The input:
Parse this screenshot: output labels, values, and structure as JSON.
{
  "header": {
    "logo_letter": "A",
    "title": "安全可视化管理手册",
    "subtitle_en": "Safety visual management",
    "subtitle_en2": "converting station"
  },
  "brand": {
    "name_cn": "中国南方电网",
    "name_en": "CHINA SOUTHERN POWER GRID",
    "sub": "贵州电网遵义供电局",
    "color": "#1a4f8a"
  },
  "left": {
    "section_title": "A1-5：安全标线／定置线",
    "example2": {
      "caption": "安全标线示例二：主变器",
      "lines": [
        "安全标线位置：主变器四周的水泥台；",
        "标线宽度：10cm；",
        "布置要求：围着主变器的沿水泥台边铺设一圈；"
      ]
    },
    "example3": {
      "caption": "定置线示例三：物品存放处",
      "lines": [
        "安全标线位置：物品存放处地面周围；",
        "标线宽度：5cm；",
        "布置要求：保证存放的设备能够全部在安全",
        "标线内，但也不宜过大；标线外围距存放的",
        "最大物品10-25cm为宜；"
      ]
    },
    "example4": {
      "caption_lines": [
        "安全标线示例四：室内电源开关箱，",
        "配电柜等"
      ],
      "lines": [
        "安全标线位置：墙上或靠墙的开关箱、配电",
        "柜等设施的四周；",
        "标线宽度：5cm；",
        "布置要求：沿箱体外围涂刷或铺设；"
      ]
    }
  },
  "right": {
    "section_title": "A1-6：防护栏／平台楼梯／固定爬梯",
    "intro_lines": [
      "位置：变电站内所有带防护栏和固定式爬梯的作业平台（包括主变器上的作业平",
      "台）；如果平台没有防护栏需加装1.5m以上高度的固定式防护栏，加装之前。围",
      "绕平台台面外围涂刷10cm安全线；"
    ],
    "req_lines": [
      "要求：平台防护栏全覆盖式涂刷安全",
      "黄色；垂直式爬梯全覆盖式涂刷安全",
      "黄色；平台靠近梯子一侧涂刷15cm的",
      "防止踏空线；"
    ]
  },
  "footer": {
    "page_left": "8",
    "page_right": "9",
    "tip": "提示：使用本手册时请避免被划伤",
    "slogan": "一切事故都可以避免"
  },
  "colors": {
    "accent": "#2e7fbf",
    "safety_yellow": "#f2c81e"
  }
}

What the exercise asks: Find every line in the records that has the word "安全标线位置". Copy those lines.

Expected answer:
        "安全标线位置：主变器四周的水泥台；",
        "安全标线位置：物品存放处地面周围；",
        "安全标线位置：墙上或靠墙的开关箱、配电",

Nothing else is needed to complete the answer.